Images of the LAP Mentor™ environment showing representative examples of the “two-handed manoeuvres” task: grasping and manipulating the jelly to reveal a ball (A), grasping a ball (B), and dropping a ball in the endobag (C)
© Copyright Policy
Related In: Results  -  Collection

Show All Figures
getmorefigures.php?uid=PMC3116127&req=5

Fig1: Images of the LAP Mentor™ environment showing representative examples of the “two-handed manoeuvres” task: grasping and manipulating the jelly to reveal a ball (A), grasping a ball (B), and dropping a ball in the endobag (C)
Mentions: Testing took place on a LAP Mentor™ (Simbionix USA Corp., Cleveland, OH) VR laparoscopic surgical simulator, based at the Centre for Innovation and Training in Elective Care, Torbay Hospital. The two-handed manoeuvres task from the basic skills training module was used for this study as recent research has suggested that it discriminates between levels of expertise across a range of objective performance and S–T measures [2]. To complete the task the operator must locate balls within a jelly mass and then place them in an endobag. There are three subcomponents to this task requiring accurate psychomotor control: (1) grasping the jelly and manipulating it to expose a ball, (2) grasping a ball, and (3) placing the ball in the endobag (Fig. 1).Fig. 1

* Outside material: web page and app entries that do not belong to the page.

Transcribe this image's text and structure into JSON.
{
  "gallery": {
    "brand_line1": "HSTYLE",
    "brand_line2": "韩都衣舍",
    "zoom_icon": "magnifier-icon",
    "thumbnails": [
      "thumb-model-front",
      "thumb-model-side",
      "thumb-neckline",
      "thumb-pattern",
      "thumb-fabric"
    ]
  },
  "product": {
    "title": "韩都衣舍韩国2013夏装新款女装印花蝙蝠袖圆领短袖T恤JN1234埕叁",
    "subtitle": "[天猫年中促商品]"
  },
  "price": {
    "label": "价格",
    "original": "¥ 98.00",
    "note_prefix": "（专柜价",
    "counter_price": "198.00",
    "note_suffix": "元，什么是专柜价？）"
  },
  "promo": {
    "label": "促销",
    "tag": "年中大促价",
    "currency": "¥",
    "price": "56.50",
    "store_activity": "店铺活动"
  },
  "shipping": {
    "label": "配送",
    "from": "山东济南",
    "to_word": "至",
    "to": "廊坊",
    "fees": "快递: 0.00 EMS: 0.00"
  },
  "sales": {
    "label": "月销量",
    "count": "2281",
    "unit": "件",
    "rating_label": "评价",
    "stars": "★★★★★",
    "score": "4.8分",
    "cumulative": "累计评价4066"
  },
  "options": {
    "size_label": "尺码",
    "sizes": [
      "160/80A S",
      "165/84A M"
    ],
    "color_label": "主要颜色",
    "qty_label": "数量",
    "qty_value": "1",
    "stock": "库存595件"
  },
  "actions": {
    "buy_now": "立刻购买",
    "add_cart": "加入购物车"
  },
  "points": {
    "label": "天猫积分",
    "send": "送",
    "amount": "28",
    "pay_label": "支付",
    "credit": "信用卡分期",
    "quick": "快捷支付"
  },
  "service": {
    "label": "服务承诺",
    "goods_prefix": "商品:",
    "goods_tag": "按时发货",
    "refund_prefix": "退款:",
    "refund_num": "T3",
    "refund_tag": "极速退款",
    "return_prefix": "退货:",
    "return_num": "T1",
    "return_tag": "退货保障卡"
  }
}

Bottom Line: Performance, movement, gaze, and eye-hand coordination parameters were recorded and compared between groups.The experienced surgeons completed the task significantly more quickly than the novices, used significantly fewer movements, and displayed shorter tool paths.Gaze analyses revealed that experienced surgeons spent significantly more time fixating the target locations than novices, who split their time between focusing on the targets and tracking the tools.

View Article: PubMed Central - PubMed

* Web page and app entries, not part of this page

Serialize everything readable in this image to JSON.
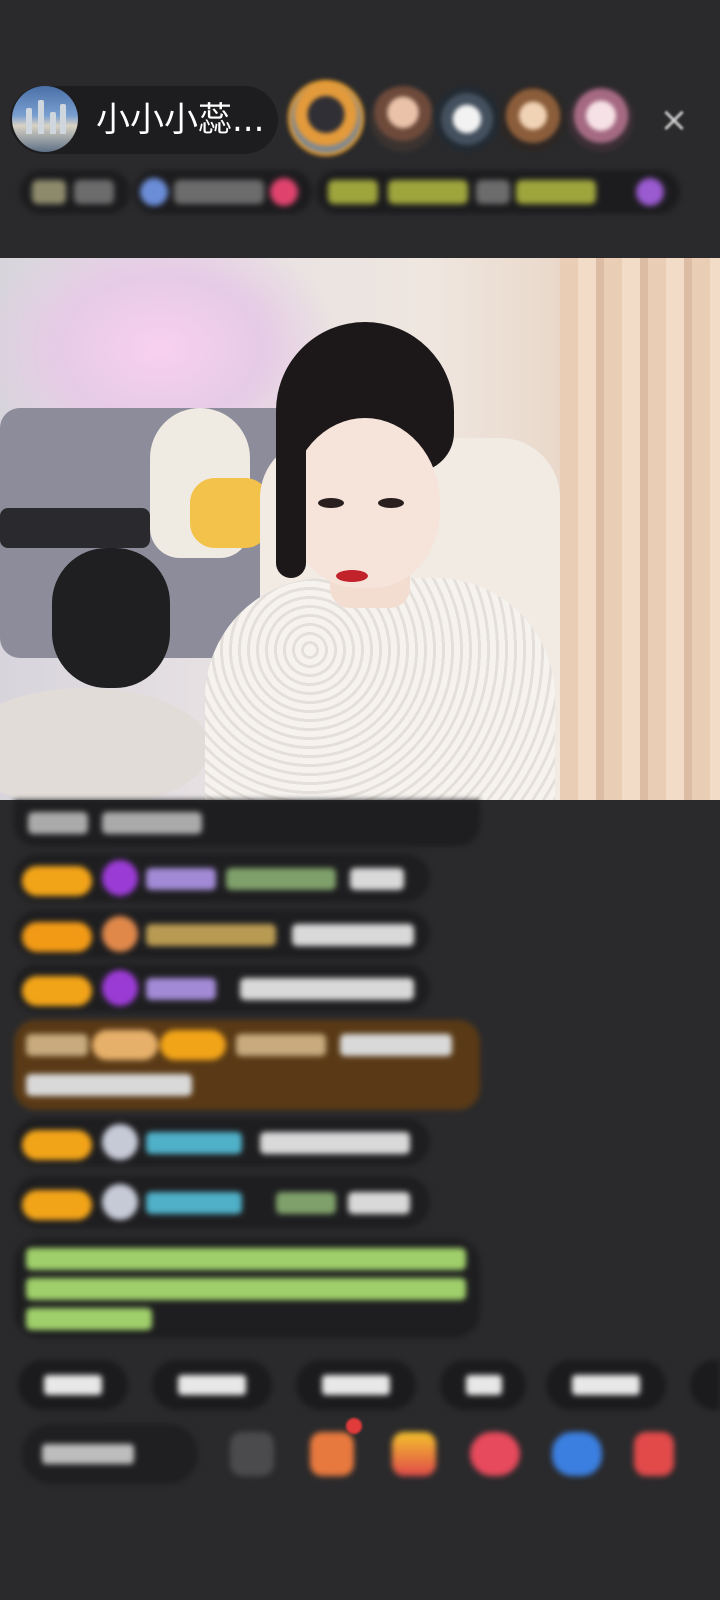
{
  "header": {
    "host_name": "小小小蕊...",
    "close_label": "×"
  },
  "colors": {
    "background": "#2a2a2c",
    "badge": "#f2a418",
    "highlight_bg": "#5a3a16"
  },
  "icons": {
    "close": "close-icon",
    "bottom": [
      "chat-icon",
      "gift-box-icon",
      "shop-icon",
      "heart-icon",
      "game-icon",
      "red-packet-icon"
    ]
  }
}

Affiliation: School of Sport and Health Sciences, University of Exeter, St Luke's Campus, Exeter, EX1 2LU, UK. Mark.Wilson@exeter.ac.uk

ABSTRACT

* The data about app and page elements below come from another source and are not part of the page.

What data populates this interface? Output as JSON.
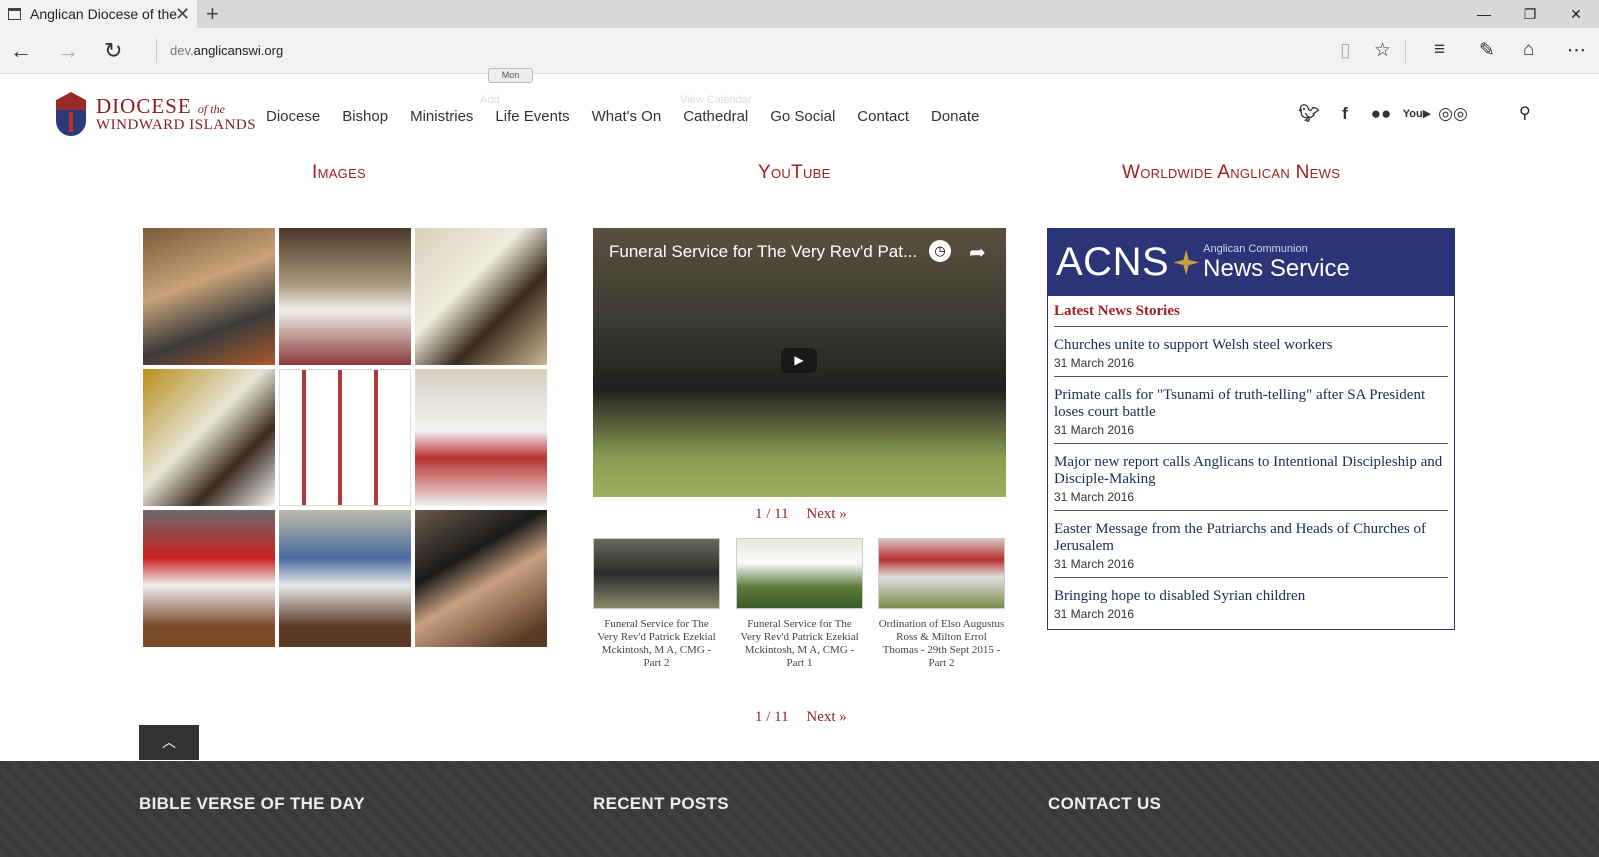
{
  "browser": {
    "tab_title": "Anglican Diocese of the",
    "url_prefix": "dev.",
    "url_domain": "anglicanswi.org"
  },
  "site": {
    "logo_line1": "Diocese",
    "logo_ofthe": "of the",
    "logo_line2": "Windward Islands",
    "nav": [
      "Diocese",
      "Bishop",
      "Ministries",
      "Life Events",
      "What's On",
      "Cathedral",
      "Go Social",
      "Contact",
      "Donate"
    ],
    "ghost": {
      "mon": "Mon",
      "add": "Add",
      "view_calendar": "View Calendar"
    },
    "social_icons": [
      "twitter-icon",
      "facebook-icon",
      "flickr-icon",
      "youtube-icon",
      "tripadvisor-icon"
    ]
  },
  "columns": {
    "images_title": "Images",
    "youtube_title": "YouTube",
    "news_title": "Worldwide Anglican News"
  },
  "video": {
    "title": "Funeral Service for The Very Rev'd Pat..."
  },
  "pager": {
    "page": "1 / 11",
    "next": "Next »"
  },
  "thumbs": [
    {
      "caption": "Funeral Service for The Very Rev'd Patrick Ezekial Mckintosh, M A, CMG - Part 2"
    },
    {
      "caption": "Funeral Service for The Very Rev'd Patrick Ezekial Mckintosh, M A, CMG - Part 1"
    },
    {
      "caption": "Ordination of Elso Augustus Ross & Milton Errol Thomas - 29th Sept 2015 - Part 2"
    }
  ],
  "acns": {
    "logo_big": "ACNS",
    "logo_small": "Anglican Communion",
    "logo_sub": "News Service",
    "latest": "Latest News Stories",
    "items": [
      {
        "title": "Churches unite to support Welsh steel workers",
        "date": "31 March 2016"
      },
      {
        "title": "Primate calls for \"Tsunami of truth-telling\" after SA President loses court battle",
        "date": "31 March 2016"
      },
      {
        "title": "Major new report calls Anglicans to Intentional Discipleship and Disciple-Making",
        "date": "31 March 2016"
      },
      {
        "title": "Easter Message from the Patriarchs and Heads of Churches of Jerusalem",
        "date": "31 March 2016"
      },
      {
        "title": "Bringing hope to disabled Syrian children",
        "date": "31 March 2016"
      }
    ]
  },
  "footer": {
    "bible_verse": "BIBLE VERSE OF THE DAY",
    "recent_posts": "RECENT POSTS",
    "contact_us": "CONTACT US"
  }
}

Background: It is recognised that one of the major difficulties in performing laparoscopic surgery is the translation of two-dimensional video image information to a three-dimensional working area. However, research has tended to ignore the gaze and eye-hand coordination strategies employed by laparoscopic surgeons as they attempt to overcome these perceptual constraints. This study sought to examine if measures related to tool movements, gaze strategy, and eye-hand coordination (the quiet eye) differentiate between experienced and novice operators performing a two-handed manoeuvres task on a virtual reality laparoscopic surgical simulator (LAP Mentor™).

Methods: Twenty-five right-handed surgeons were categorised as being either experienced (having led more than 60 laparoscopic procedures) or novice (having performed fewer than 10 procedures) operators. The 10 experienced and 15 novice surgeons completed the "two-hand manoeuvres" task from the LAP Mentor basic skills learning environment while wearing a gaze registration system. Performance, movement, gaze, and eye-hand coordination parameters were recorded and compared between groups.

Results: The experienced surgeons completed the task significantly more quickly than the novices, used significantly fewer movements, and displayed shorter tool paths. Gaze analyses revealed that experienced surgeons spent significantly more time fixating the target locations than novices, who split their time between focusing on the targets and tracking the tools. A more detailed analysis of a difficult subcomponent of the task revealed that experienced operators used a significantly longer aiming fixation (the quiet eye period) to guide precision grasping movements and hence needed fewer grasp attempts.

Conclusion: The findings of the study provide further support for the utility of examining strategic gaze behaviour and eye-hand coordination measures to help further our understanding of how experienced surgeons attempt to overcome the perceptual difficulties inherent in the laparoscopic environment.

Show MeSH